__Instructions for the task__
State how many lines in the listing below hold "shortcut", with no other words.

——————

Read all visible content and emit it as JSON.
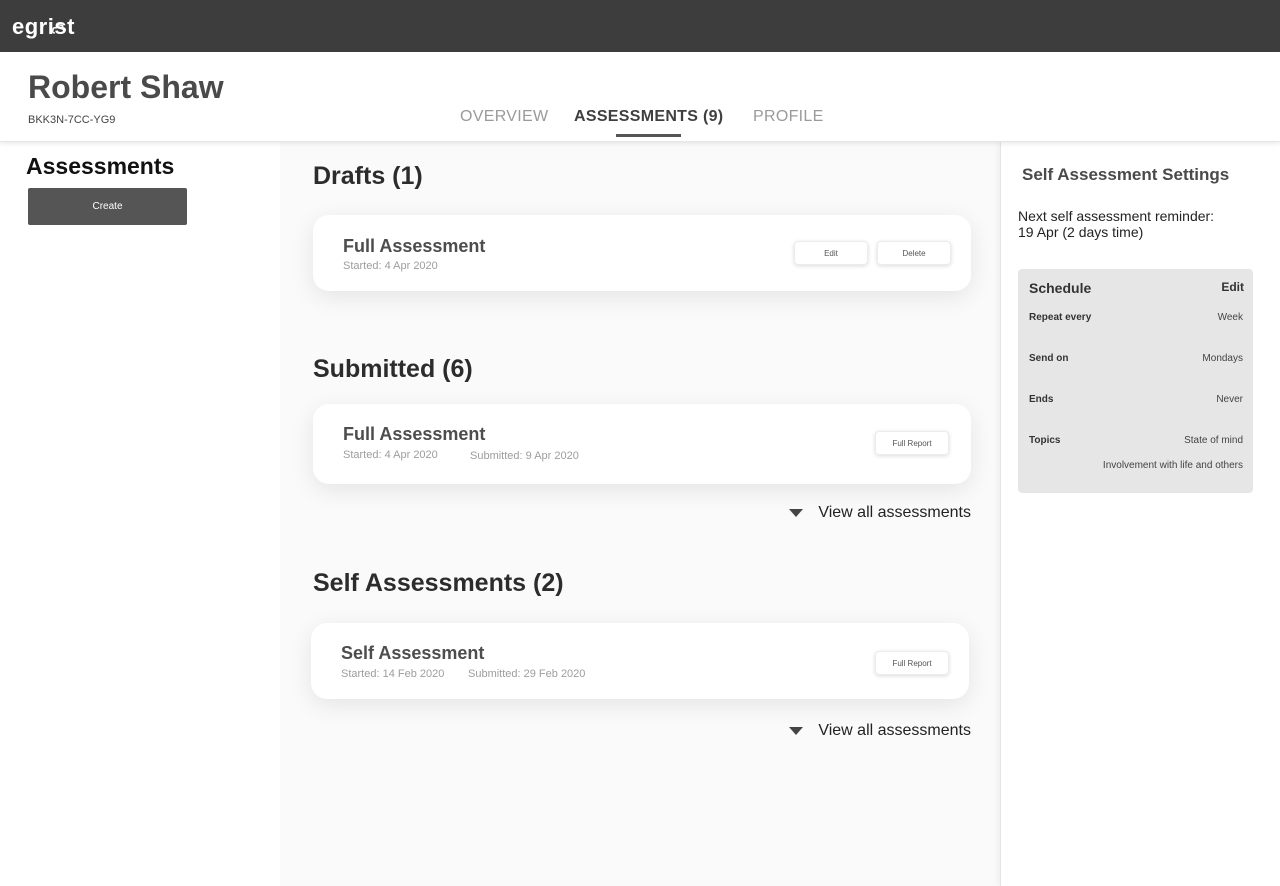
{
  "app": {
    "logo_text": "egrist"
  },
  "header": {
    "user_name": "Robert Shaw",
    "user_id": "BKK3N-7CC-YG9",
    "tabs": [
      {
        "label": "OVERVIEW",
        "active": false
      },
      {
        "label": "ASSESSMENTS (9)",
        "active": true
      },
      {
        "label": "PROFILE",
        "active": false
      }
    ]
  },
  "left": {
    "title": "Assessments",
    "create_label": "Create"
  },
  "main": {
    "drafts": {
      "title": "Drafts (1)",
      "items": [
        {
          "name": "Full Assessment",
          "started": "Started: 4 Apr 2020",
          "edit_label": "Edit",
          "delete_label": "Delete"
        }
      ]
    },
    "submitted": {
      "title": "Submitted (6)",
      "items": [
        {
          "name": "Full Assessment",
          "started": "Started: 4 Apr 2020",
          "submitted": "Submitted: 9 Apr 2020",
          "report_label": "Full Report"
        }
      ],
      "view_all_label": "View all assessments"
    },
    "self": {
      "title": "Self Assessments (2)",
      "items": [
        {
          "name": "Self Assessment",
          "started": "Started: 14 Feb 2020",
          "submitted": "Submitted: 29 Feb 2020",
          "report_label": "Full Report"
        }
      ],
      "view_all_label": "View all assessments"
    }
  },
  "settings": {
    "title": "Self Assessment Settings",
    "reminder_label": "Next self assessment reminder:",
    "reminder_value": "19 Apr (2 days time)",
    "schedule": {
      "title": "Schedule",
      "edit_label": "Edit",
      "rows": [
        {
          "label": "Repeat every",
          "value": "Week"
        },
        {
          "label": "Send on",
          "value": "Mondays"
        },
        {
          "label": "Ends",
          "value": "Never"
        },
        {
          "label": "Topics",
          "value": "State of mind",
          "value2": "Involvement with life and others"
        }
      ]
    }
  },
  "colors": {
    "topbar": "#3d3d3d",
    "primary_button": "#555555",
    "schedule_bg": "#e6e6e6"
  }
}
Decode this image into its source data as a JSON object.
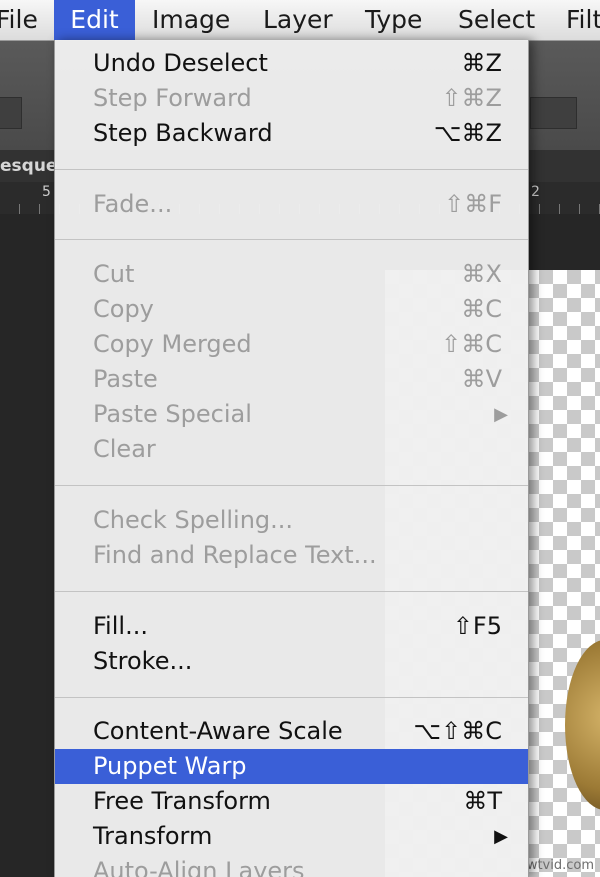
{
  "menubar": {
    "items": [
      "File",
      "Edit",
      "Image",
      "Layer",
      "Type",
      "Select",
      "Filt"
    ]
  },
  "document": {
    "tab_label": "esque"
  },
  "ruler": {
    "labels": [
      "5",
      "2"
    ]
  },
  "edit_menu": {
    "items": [
      {
        "label": "Undo Deselect",
        "shortcut": "⌘Z",
        "enabled": true
      },
      {
        "label": "Step Forward",
        "shortcut": "⇧⌘Z",
        "enabled": false
      },
      {
        "label": "Step Backward",
        "shortcut": "⌥⌘Z",
        "enabled": true
      },
      {
        "label": "Fade...",
        "shortcut": "⇧⌘F",
        "enabled": false
      },
      {
        "label": "Cut",
        "shortcut": "⌘X",
        "enabled": false
      },
      {
        "label": "Copy",
        "shortcut": "⌘C",
        "enabled": false
      },
      {
        "label": "Copy Merged",
        "shortcut": "⇧⌘C",
        "enabled": false
      },
      {
        "label": "Paste",
        "shortcut": "⌘V",
        "enabled": false
      },
      {
        "label": "Paste Special",
        "submenu": true,
        "enabled": false
      },
      {
        "label": "Clear",
        "enabled": false
      },
      {
        "label": "Check Spelling...",
        "enabled": false
      },
      {
        "label": "Find and Replace Text...",
        "enabled": false
      },
      {
        "label": "Fill...",
        "shortcut": "⇧F5",
        "enabled": true
      },
      {
        "label": "Stroke...",
        "enabled": true
      },
      {
        "label": "Content-Aware Scale",
        "shortcut": "⌥⇧⌘C",
        "enabled": true
      },
      {
        "label": "Puppet Warp",
        "enabled": true,
        "highlighted": true
      },
      {
        "label": "Free Transform",
        "shortcut": "⌘T",
        "enabled": true
      },
      {
        "label": "Transform",
        "submenu": true,
        "enabled": true
      },
      {
        "label": "Auto-Align Layers",
        "enabled": false
      }
    ]
  },
  "watermark": "wtvid.com",
  "colors": {
    "menu_highlight": "#3a5fd7",
    "disabled_text": "#9d9d9d",
    "menu_background": "#f0f0f0"
  }
}
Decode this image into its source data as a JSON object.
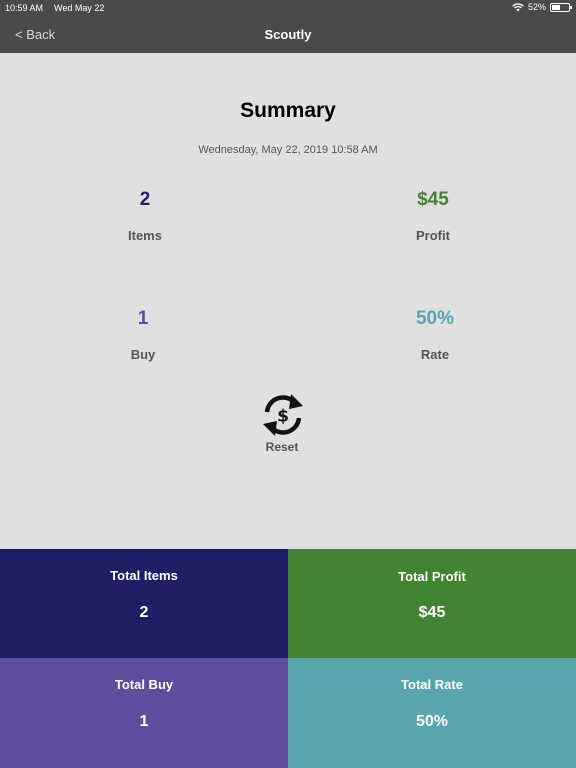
{
  "status_bar": {
    "time": "10:59 AM",
    "date": "Wed May 22",
    "battery": "52%",
    "battery_level": 0.52
  },
  "nav": {
    "back_label": "< Back",
    "title": "Scoutly"
  },
  "summary": {
    "title": "Summary",
    "datetime": "Wednesday, May 22, 2019 10:58 AM",
    "items": {
      "value": "2",
      "label": "Items"
    },
    "profit": {
      "value": "$45",
      "label": "Profit"
    },
    "buy": {
      "value": "1",
      "label": "Buy"
    },
    "rate": {
      "value": "50%",
      "label": "Rate"
    },
    "reset_label": "Reset"
  },
  "totals": {
    "items": {
      "label": "Total Items",
      "value": "2"
    },
    "profit": {
      "label": "Total Profit",
      "value": "$45"
    },
    "buy": {
      "label": "Total Buy",
      "value": "1"
    },
    "rate": {
      "label": "Total Rate",
      "value": "50%"
    }
  },
  "colors": {
    "items": "#1f1f66",
    "profit": "#438334",
    "buy": "#5e4d9c",
    "rate": "#58a6ac",
    "nav_background": "#4a4a4a",
    "page_background": "#e0e0e0"
  }
}
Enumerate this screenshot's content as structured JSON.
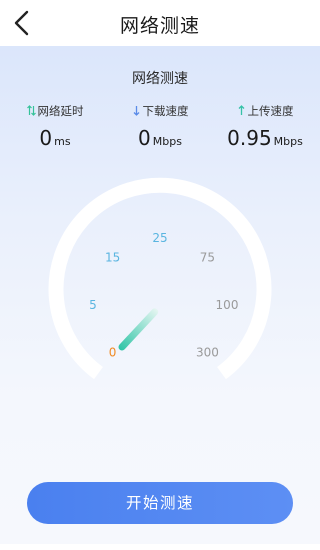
{
  "header": {
    "title": "网络测速",
    "back_icon": "chevron-left-icon"
  },
  "panel": {
    "title": "网络测速",
    "stats": [
      {
        "label": "网络延时",
        "value": "0",
        "unit": "ms",
        "icon": "swap-vertical-icon",
        "icon_color": "#35c29a"
      },
      {
        "label": "下载速度",
        "value": "0",
        "unit": "Mbps",
        "icon": "arrow-down-icon",
        "icon_color": "#5a8be8"
      },
      {
        "label": "上传速度",
        "value": "0.95",
        "unit": "Mbps",
        "icon": "arrow-up-icon",
        "icon_color": "#35c2a8"
      }
    ]
  },
  "gauge": {
    "ticks": [
      {
        "label": "0",
        "color": "#f08a24"
      },
      {
        "label": "5",
        "color": "#5ab5e0"
      },
      {
        "label": "15",
        "color": "#5ab5e0"
      },
      {
        "label": "25",
        "color": "#5ab5e0"
      },
      {
        "label": "75",
        "color": "#9a9a9a"
      },
      {
        "label": "100",
        "color": "#9a9a9a"
      },
      {
        "label": "300",
        "color": "#9a9a9a"
      }
    ],
    "needle_color_start": "#2ec4a6",
    "needle_color_end": "#e6f6f2",
    "speed": 0
  },
  "actions": {
    "start_label": "开始测速"
  }
}
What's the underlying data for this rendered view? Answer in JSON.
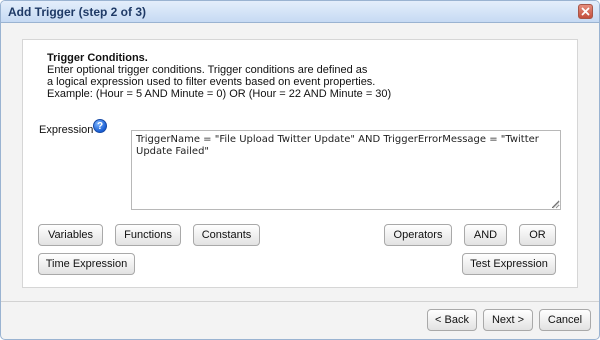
{
  "dialog": {
    "title": "Add Trigger (step 2 of 3)",
    "close_icon": "close-icon"
  },
  "conditions": {
    "heading": "Trigger Conditions.",
    "line1": "Enter optional trigger conditions. Trigger conditions are defined as",
    "line2": "a logical expression used to filter events based on event properties.",
    "example": "Example: (Hour = 5 AND Minute = 0) OR (Hour = 22 AND Minute = 30)"
  },
  "expression": {
    "label": "Expression",
    "help_icon": "help-icon",
    "help_glyph": "?",
    "value": "TriggerName = \"File Upload Twitter Update\" AND TriggerErrorMessage = \"Twitter Update Failed\""
  },
  "buttons": {
    "variables": "Variables",
    "functions": "Functions",
    "constants": "Constants",
    "operators": "Operators",
    "and": "AND",
    "or": "OR",
    "time_expression": "Time Expression",
    "test_expression": "Test Expression"
  },
  "footer": {
    "back": "< Back",
    "next": "Next >",
    "cancel": "Cancel"
  },
  "colors": {
    "titlebar": "#c6daf3",
    "title_text": "#1f3a66",
    "close": "#c34f3d"
  }
}
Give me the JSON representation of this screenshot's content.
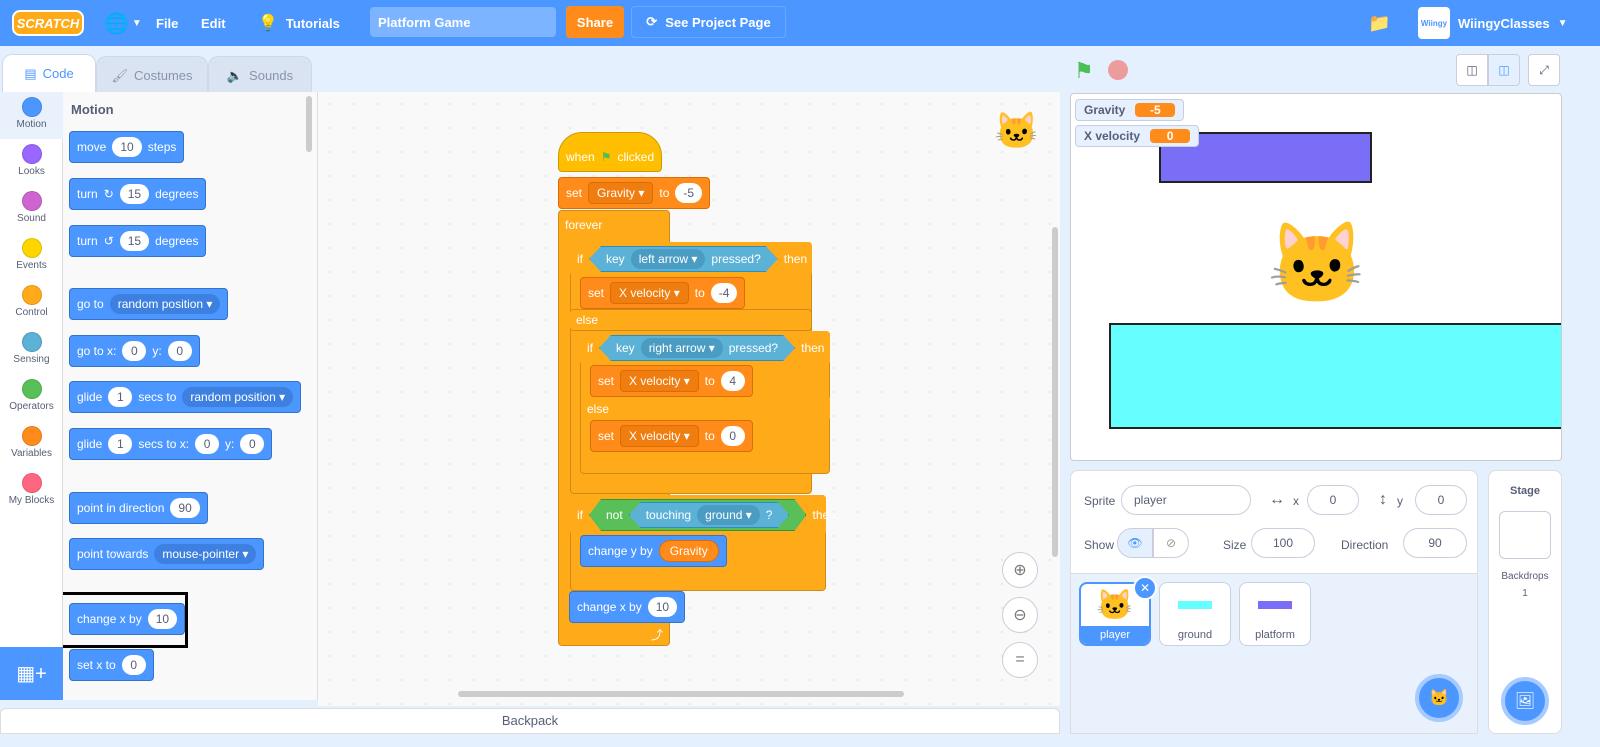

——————

__Expected output__
11